WORK TO BE COMPLETED
Your answer should consist of each line from the data below that contains "color".

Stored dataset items
###
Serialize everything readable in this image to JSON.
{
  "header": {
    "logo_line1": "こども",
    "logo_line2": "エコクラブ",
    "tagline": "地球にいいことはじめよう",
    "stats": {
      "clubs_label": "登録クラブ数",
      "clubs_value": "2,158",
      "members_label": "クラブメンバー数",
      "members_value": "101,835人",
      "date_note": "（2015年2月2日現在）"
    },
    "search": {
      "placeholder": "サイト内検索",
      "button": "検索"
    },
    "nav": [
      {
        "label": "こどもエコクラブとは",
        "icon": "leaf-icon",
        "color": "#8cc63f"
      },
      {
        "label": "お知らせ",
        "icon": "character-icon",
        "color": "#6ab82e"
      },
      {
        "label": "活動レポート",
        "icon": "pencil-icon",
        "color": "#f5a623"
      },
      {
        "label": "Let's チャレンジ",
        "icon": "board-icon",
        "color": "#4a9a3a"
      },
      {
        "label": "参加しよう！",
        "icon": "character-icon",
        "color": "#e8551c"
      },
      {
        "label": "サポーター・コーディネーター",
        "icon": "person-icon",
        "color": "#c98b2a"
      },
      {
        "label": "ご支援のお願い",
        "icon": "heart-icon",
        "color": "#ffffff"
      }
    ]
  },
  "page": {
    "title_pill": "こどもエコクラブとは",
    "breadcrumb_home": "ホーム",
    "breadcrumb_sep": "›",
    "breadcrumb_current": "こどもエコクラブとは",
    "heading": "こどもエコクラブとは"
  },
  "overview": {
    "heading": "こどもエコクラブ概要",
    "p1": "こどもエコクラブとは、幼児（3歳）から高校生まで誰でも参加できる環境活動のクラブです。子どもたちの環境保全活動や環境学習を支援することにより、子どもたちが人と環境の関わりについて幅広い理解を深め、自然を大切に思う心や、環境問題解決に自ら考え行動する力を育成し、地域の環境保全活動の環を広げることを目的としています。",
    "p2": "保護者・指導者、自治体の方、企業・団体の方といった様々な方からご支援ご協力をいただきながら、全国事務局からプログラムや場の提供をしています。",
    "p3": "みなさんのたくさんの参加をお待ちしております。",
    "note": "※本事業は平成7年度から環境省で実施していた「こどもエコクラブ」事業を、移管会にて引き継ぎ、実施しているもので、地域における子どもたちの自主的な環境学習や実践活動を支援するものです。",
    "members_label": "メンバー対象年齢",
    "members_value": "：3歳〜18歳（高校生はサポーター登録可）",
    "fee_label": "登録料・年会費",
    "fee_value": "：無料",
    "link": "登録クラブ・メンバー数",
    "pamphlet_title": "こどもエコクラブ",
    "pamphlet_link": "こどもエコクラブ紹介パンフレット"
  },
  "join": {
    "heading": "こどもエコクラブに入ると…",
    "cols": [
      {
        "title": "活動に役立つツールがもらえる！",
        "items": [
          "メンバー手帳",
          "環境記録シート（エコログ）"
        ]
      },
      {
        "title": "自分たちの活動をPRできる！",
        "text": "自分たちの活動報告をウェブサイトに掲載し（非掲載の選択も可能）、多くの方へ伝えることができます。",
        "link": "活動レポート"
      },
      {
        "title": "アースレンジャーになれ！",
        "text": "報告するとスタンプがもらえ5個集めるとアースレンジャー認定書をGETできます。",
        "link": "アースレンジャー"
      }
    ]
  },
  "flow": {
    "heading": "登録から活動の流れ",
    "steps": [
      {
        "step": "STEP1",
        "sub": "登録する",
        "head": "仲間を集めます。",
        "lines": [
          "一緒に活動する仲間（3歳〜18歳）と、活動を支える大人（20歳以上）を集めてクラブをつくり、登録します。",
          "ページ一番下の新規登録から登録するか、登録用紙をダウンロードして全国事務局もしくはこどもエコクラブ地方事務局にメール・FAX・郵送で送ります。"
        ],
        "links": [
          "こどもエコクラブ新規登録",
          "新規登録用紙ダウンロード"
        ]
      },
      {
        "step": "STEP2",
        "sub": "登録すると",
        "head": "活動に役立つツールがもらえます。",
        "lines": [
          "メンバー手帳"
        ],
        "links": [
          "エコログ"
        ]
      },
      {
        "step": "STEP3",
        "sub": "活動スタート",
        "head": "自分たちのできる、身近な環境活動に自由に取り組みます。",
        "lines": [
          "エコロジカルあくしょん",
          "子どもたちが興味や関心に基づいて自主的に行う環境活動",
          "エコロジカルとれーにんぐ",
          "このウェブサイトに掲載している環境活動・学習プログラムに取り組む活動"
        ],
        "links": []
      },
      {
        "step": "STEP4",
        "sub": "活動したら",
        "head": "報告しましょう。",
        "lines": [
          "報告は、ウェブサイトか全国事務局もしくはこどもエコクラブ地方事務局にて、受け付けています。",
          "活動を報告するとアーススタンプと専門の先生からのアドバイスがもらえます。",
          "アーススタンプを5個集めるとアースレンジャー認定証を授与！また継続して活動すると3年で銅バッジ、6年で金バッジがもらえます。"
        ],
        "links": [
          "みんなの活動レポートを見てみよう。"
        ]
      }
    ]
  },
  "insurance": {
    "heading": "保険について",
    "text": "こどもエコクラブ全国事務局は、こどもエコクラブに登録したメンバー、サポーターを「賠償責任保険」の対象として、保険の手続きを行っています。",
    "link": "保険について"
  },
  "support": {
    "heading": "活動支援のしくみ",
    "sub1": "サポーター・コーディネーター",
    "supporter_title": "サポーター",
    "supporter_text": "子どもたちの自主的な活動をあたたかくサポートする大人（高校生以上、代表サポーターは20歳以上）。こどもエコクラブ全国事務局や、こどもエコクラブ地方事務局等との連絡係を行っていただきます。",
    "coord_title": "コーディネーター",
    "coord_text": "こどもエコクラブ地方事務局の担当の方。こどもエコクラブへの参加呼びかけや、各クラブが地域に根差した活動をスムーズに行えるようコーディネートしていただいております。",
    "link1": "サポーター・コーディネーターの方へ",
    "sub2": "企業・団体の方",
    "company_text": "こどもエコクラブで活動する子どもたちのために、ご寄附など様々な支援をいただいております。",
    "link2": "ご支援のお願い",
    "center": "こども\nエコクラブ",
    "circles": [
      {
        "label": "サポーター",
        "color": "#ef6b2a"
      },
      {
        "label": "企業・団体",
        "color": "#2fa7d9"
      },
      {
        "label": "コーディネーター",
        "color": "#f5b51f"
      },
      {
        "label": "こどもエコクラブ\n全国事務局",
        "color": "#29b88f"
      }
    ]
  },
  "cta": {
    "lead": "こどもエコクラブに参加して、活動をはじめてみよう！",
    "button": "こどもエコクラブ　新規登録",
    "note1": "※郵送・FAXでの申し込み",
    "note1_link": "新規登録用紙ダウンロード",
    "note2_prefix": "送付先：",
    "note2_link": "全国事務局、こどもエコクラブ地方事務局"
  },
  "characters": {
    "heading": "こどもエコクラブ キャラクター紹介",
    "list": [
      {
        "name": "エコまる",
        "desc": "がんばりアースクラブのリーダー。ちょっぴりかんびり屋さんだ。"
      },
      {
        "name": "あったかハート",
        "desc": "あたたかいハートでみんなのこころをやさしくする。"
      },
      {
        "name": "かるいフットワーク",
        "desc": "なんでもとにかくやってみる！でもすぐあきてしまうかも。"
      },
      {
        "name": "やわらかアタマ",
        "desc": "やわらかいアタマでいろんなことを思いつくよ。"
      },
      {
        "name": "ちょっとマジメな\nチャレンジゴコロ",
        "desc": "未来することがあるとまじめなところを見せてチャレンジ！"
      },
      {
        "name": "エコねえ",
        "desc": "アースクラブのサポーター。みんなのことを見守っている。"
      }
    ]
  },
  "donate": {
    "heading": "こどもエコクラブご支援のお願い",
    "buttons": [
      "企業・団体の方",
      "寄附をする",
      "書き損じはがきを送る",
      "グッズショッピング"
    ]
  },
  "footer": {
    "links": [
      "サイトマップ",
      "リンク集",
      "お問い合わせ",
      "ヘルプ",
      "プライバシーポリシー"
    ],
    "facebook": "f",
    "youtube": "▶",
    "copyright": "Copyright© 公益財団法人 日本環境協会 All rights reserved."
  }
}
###
RESULT OF THIS EXERCISE
        "color": "#8cc63f"
        "color": "#6ab82e"
        "color": "#f5a623"
        "color": "#4a9a3a"
        "color": "#e8551c"
        "color": "#c98b2a"
        "color": "#ffffff"
        "color": "#ef6b2a"
        "color": "#2fa7d9"
        "color": "#f5b51f"
        "color": "#29b88f"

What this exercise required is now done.